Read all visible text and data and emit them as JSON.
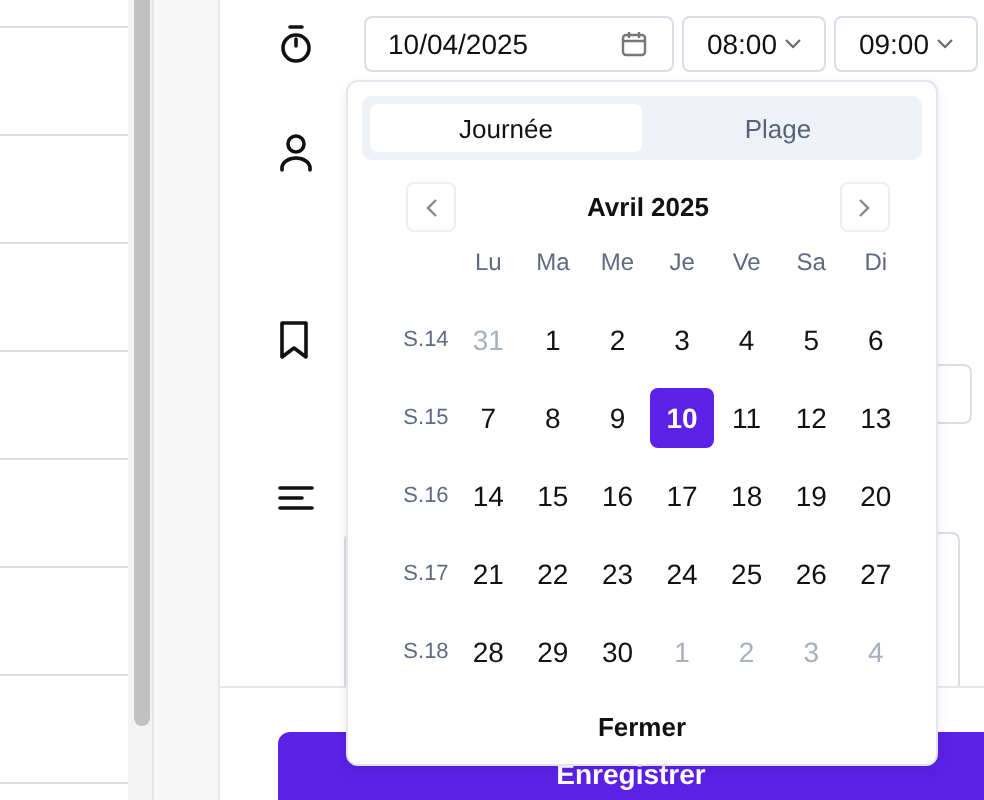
{
  "date_field": {
    "value": "10/04/2025"
  },
  "start_time": {
    "value": "08:00"
  },
  "end_time": {
    "value": "09:00"
  },
  "picker": {
    "modes": [
      {
        "label": "Journée",
        "selected": true
      },
      {
        "label": "Plage",
        "selected": false
      }
    ],
    "month": "Avril 2025",
    "weekdays": [
      "Lu",
      "Ma",
      "Me",
      "Je",
      "Ve",
      "Sa",
      "Di"
    ],
    "weeks": [
      {
        "label": "S.14",
        "days": [
          {
            "text": "31",
            "muted": true,
            "selected": false
          },
          {
            "text": "1",
            "muted": false,
            "selected": false
          },
          {
            "text": "2",
            "muted": false,
            "selected": false
          },
          {
            "text": "3",
            "muted": false,
            "selected": false
          },
          {
            "text": "4",
            "muted": false,
            "selected": false
          },
          {
            "text": "5",
            "muted": false,
            "selected": false
          },
          {
            "text": "6",
            "muted": false,
            "selected": false
          }
        ]
      },
      {
        "label": "S.15",
        "days": [
          {
            "text": "7",
            "muted": false,
            "selected": false
          },
          {
            "text": "8",
            "muted": false,
            "selected": false
          },
          {
            "text": "9",
            "muted": false,
            "selected": false
          },
          {
            "text": "10",
            "muted": false,
            "selected": true
          },
          {
            "text": "11",
            "muted": false,
            "selected": false
          },
          {
            "text": "12",
            "muted": false,
            "selected": false
          },
          {
            "text": "13",
            "muted": false,
            "selected": false
          }
        ]
      },
      {
        "label": "S.16",
        "days": [
          {
            "text": "14",
            "muted": false,
            "selected": false
          },
          {
            "text": "15",
            "muted": false,
            "selected": false
          },
          {
            "text": "16",
            "muted": false,
            "selected": false
          },
          {
            "text": "17",
            "muted": false,
            "selected": false
          },
          {
            "text": "18",
            "muted": false,
            "selected": false
          },
          {
            "text": "19",
            "muted": false,
            "selected": false
          },
          {
            "text": "20",
            "muted": false,
            "selected": false
          }
        ]
      },
      {
        "label": "S.17",
        "days": [
          {
            "text": "21",
            "muted": false,
            "selected": false
          },
          {
            "text": "22",
            "muted": false,
            "selected": false
          },
          {
            "text": "23",
            "muted": false,
            "selected": false
          },
          {
            "text": "24",
            "muted": false,
            "selected": false
          },
          {
            "text": "25",
            "muted": false,
            "selected": false
          },
          {
            "text": "26",
            "muted": false,
            "selected": false
          },
          {
            "text": "27",
            "muted": false,
            "selected": false
          }
        ]
      },
      {
        "label": "S.18",
        "days": [
          {
            "text": "28",
            "muted": false,
            "selected": false
          },
          {
            "text": "29",
            "muted": false,
            "selected": false
          },
          {
            "text": "30",
            "muted": false,
            "selected": false
          },
          {
            "text": "1",
            "muted": true,
            "selected": false
          },
          {
            "text": "2",
            "muted": true,
            "selected": false
          },
          {
            "text": "3",
            "muted": true,
            "selected": false
          },
          {
            "text": "4",
            "muted": true,
            "selected": false
          }
        ]
      }
    ],
    "close_button": "Fermer"
  },
  "save_button": "Enregistrer"
}
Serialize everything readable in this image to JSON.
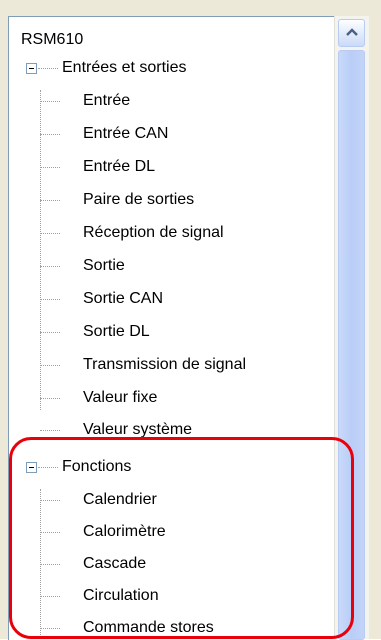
{
  "tree": {
    "root_label": "RSM610",
    "groups": [
      {
        "label": "Entrées et sorties",
        "items": [
          "Entrée",
          "Entrée CAN",
          "Entrée DL",
          "Paire de sorties",
          "Réception de signal",
          "Sortie",
          "Sortie CAN",
          "Sortie DL",
          "Transmission de signal",
          "Valeur fixe",
          "Valeur système"
        ]
      },
      {
        "label": "Fonctions",
        "items": [
          "Calendrier",
          "Calorimètre",
          "Cascade",
          "Circulation",
          "Commande stores"
        ]
      }
    ]
  },
  "colors": {
    "highlight": "#e8000b",
    "scrollbar_thumb": "#c1d3fb"
  },
  "icons": [
    "minus-expander-icon",
    "scroll-up-arrow-icon"
  ]
}
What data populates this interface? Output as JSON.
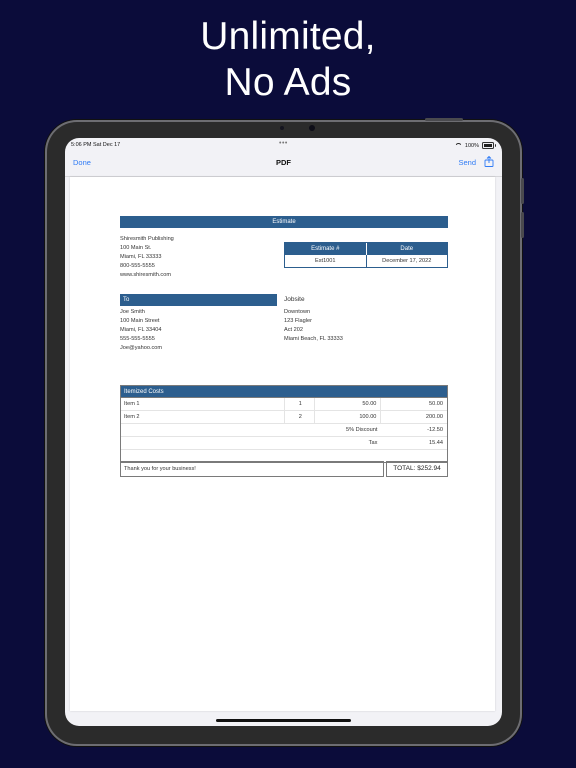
{
  "promo": {
    "line1": "Unlimited,",
    "line2": "No Ads"
  },
  "status_bar": {
    "time": "5:06 PM  Sat Dec 17",
    "dots": "•••",
    "battery": "100%"
  },
  "nav": {
    "done": "Done",
    "title": "PDF",
    "send": "Send"
  },
  "estimate": {
    "heading": "Estimate",
    "company_lines": [
      "Shiresmith Publishing",
      "100 Main St.",
      "Miami, FL  33333",
      "800-555-5555",
      "www.shiresmith.com"
    ],
    "est_header": "Estimate #",
    "date_header": "Date",
    "est_number": "Est1001",
    "date": "December 17, 2022",
    "to_label": "To",
    "to_lines": [
      "Joe Smith",
      "100 Main Street",
      "Miami, FL  33404",
      "555-555-5555",
      "Joe@yahoo.com"
    ],
    "jobsite_label": "Jobsite",
    "jobsite_lines": [
      "Downtown",
      "123 Flagler",
      "Act 202",
      "Miami Beach, FL  33333"
    ],
    "items_header": "Itemized Costs",
    "items": [
      {
        "desc": "Item 1",
        "qty": "1",
        "price": "50.00",
        "total": "50.00"
      },
      {
        "desc": "Item 2",
        "qty": "2",
        "price": "100.00",
        "total": "200.00"
      }
    ],
    "discount_label": "5% Discount",
    "discount_value": "-12.50",
    "tax_label": "Tax",
    "tax_value": "15.44",
    "thanks": "Thank you for your business!",
    "total": "TOTAL: $252.94"
  },
  "colors": {
    "background": "#0b0c3a",
    "header_bar": "#2c5e8e",
    "link": "#2f7bf5"
  }
}
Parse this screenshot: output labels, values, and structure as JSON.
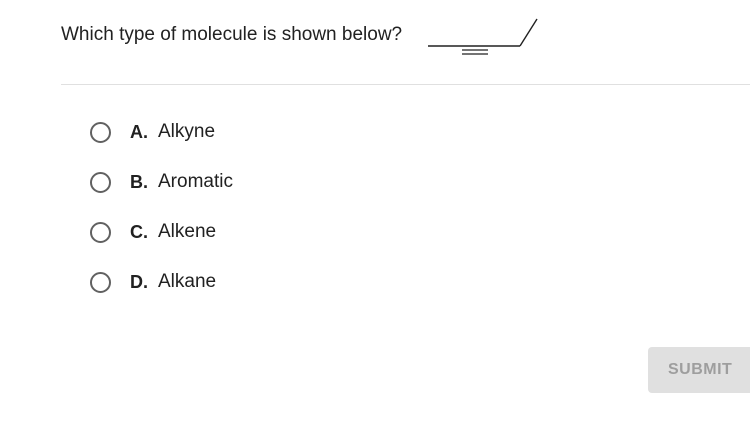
{
  "question": {
    "text": "Which type of molecule is shown below?",
    "molecule_icon": "skeletal-formula-alkyne"
  },
  "options": [
    {
      "letter": "A.",
      "label": "Alkyne"
    },
    {
      "letter": "B.",
      "label": "Aromatic"
    },
    {
      "letter": "C.",
      "label": "Alkene"
    },
    {
      "letter": "D.",
      "label": "Alkane"
    }
  ],
  "submit": {
    "label": "SUBMIT",
    "enabled": false
  },
  "colors": {
    "text": "#212121",
    "radio_border": "#616161",
    "divider": "#e0e0e0",
    "submit_bg": "#e0e0e0",
    "submit_text": "#9e9e9e"
  }
}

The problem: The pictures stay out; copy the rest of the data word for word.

Output for this task:
Read all visible text and data and emit them as JSON.
{
  "date_field": {
    "value": "10/04/2025"
  },
  "start_time": {
    "value": "08:00"
  },
  "end_time": {
    "value": "09:00"
  },
  "picker": {
    "modes": [
      {
        "label": "Journée",
        "selected": true
      },
      {
        "label": "Plage",
        "selected": false
      }
    ],
    "month": "Avril 2025",
    "weekdays": [
      "Lu",
      "Ma",
      "Me",
      "Je",
      "Ve",
      "Sa",
      "Di"
    ],
    "weeks": [
      {
        "label": "S.14",
        "days": [
          {
            "text": "31",
            "muted": true,
            "selected": false
          },
          {
            "text": "1",
            "muted": false,
            "selected": false
          },
          {
            "text": "2",
            "muted": false,
            "selected": false
          },
          {
            "text": "3",
            "muted": false,
            "selected": false
          },
          {
            "text": "4",
            "muted": false,
            "selected": false
          },
          {
            "text": "5",
            "muted": false,
            "selected": false
          },
          {
            "text": "6",
            "muted": false,
            "selected": false
          }
        ]
      },
      {
        "label": "S.15",
        "days": [
          {
            "text": "7",
            "muted": false,
            "selected": false
          },
          {
            "text": "8",
            "muted": false,
            "selected": false
          },
          {
            "text": "9",
            "muted": false,
            "selected": false
          },
          {
            "text": "10",
            "muted": false,
            "selected": true
          },
          {
            "text": "11",
            "muted": false,
            "selected": false
          },
          {
            "text": "12",
            "muted": false,
            "selected": false
          },
          {
            "text": "13",
            "muted": false,
            "selected": false
          }
        ]
      },
      {
        "label": "S.16",
        "days": [
          {
            "text": "14",
            "muted": false,
            "selected": false
          },
          {
            "text": "15",
            "muted": false,
            "selected": false
          },
          {
            "text": "16",
            "muted": false,
            "selected": false
          },
          {
            "text": "17",
            "muted": false,
            "selected": false
          },
          {
            "text": "18",
            "muted": false,
            "selected": false
          },
          {
            "text": "19",
            "muted": false,
            "selected": false
          },
          {
            "text": "20",
            "muted": false,
            "selected": false
          }
        ]
      },
      {
        "label": "S.17",
        "days": [
          {
            "text": "21",
            "muted": false,
            "selected": false
          },
          {
            "text": "22",
            "muted": false,
            "selected": false
          },
          {
            "text": "23",
            "muted": false,
            "selected": false
          },
          {
            "text": "24",
            "muted": false,
            "selected": false
          },
          {
            "text": "25",
            "muted": false,
            "selected": false
          },
          {
            "text": "26",
            "muted": false,
            "selected": false
          },
          {
            "text": "27",
            "muted": false,
            "selected": false
          }
        ]
      },
      {
        "label": "S.18",
        "days": [
          {
            "text": "28",
            "muted": false,
            "selected": false
          },
          {
            "text": "29",
            "muted": false,
            "selected": false
          },
          {
            "text": "30",
            "muted": false,
            "selected": false
          },
          {
            "text": "1",
            "muted": true,
            "selected": false
          },
          {
            "text": "2",
            "muted": true,
            "selected": false
          },
          {
            "text": "3",
            "muted": true,
            "selected": false
          },
          {
            "text": "4",
            "muted": true,
            "selected": false
          }
        ]
      }
    ],
    "close_button": "Fermer"
  },
  "save_button": "Enregistrer"
}
Serialize everything readable in this image to JSON.
{
  "tree": {
    "root_label": "RSM610",
    "groups": [
      {
        "label": "Entrées et sorties",
        "items": [
          "Entrée",
          "Entrée CAN",
          "Entrée DL",
          "Paire de sorties",
          "Réception de signal",
          "Sortie",
          "Sortie CAN",
          "Sortie DL",
          "Transmission de signal",
          "Valeur fixe",
          "Valeur système"
        ]
      },
      {
        "label": "Fonctions",
        "items": [
          "Calendrier",
          "Calorimètre",
          "Cascade",
          "Circulation",
          "Commande stores"
        ]
      }
    ]
  },
  "colors": {
    "highlight": "#e8000b",
    "scrollbar_thumb": "#c1d3fb"
  },
  "icons": [
    "minus-expander-icon",
    "scroll-up-arrow-icon"
  ]
}
What data populates this interface? Output as JSON.
{
  "promo": {
    "line1": "Unlimited,",
    "line2": "No Ads"
  },
  "status_bar": {
    "time": "5:06 PM  Sat Dec 17",
    "dots": "•••",
    "battery": "100%"
  },
  "nav": {
    "done": "Done",
    "title": "PDF",
    "send": "Send"
  },
  "estimate": {
    "heading": "Estimate",
    "company_lines": [
      "Shiresmith Publishing",
      "100 Main St.",
      "Miami, FL  33333",
      "800-555-5555",
      "www.shiresmith.com"
    ],
    "est_header": "Estimate #",
    "date_header": "Date",
    "est_number": "Est1001",
    "date": "December 17, 2022",
    "to_label": "To",
    "to_lines": [
      "Joe Smith",
      "100 Main Street",
      "Miami, FL  33404",
      "555-555-5555",
      "Joe@yahoo.com"
    ],
    "jobsite_label": "Jobsite",
    "jobsite_lines": [
      "Downtown",
      "123 Flagler",
      "Act 202",
      "Miami Beach, FL  33333"
    ],
    "items_header": "Itemized Costs",
    "items": [
      {
        "desc": "Item 1",
        "qty": "1",
        "price": "50.00",
        "total": "50.00"
      },
      {
        "desc": "Item 2",
        "qty": "2",
        "price": "100.00",
        "total": "200.00"
      }
    ],
    "discount_label": "5% Discount",
    "discount_value": "-12.50",
    "tax_label": "Tax",
    "tax_value": "15.44",
    "thanks": "Thank you for your business!",
    "total": "TOTAL: $252.94"
  },
  "colors": {
    "background": "#0b0c3a",
    "header_bar": "#2c5e8e",
    "link": "#2f7bf5"
  }
}
Parse this screenshot: output labels, values, and structure as JSON.
{
  "question": {
    "text": "Which type of molecule is shown below?",
    "molecule_icon": "skeletal-formula-alkyne"
  },
  "options": [
    {
      "letter": "A.",
      "label": "Alkyne"
    },
    {
      "letter": "B.",
      "label": "Aromatic"
    },
    {
      "letter": "C.",
      "label": "Alkene"
    },
    {
      "letter": "D.",
      "label": "Alkane"
    }
  ],
  "submit": {
    "label": "SUBMIT",
    "enabled": false
  },
  "colors": {
    "text": "#212121",
    "radio_border": "#616161",
    "divider": "#e0e0e0",
    "submit_bg": "#e0e0e0",
    "submit_text": "#9e9e9e"
  }
}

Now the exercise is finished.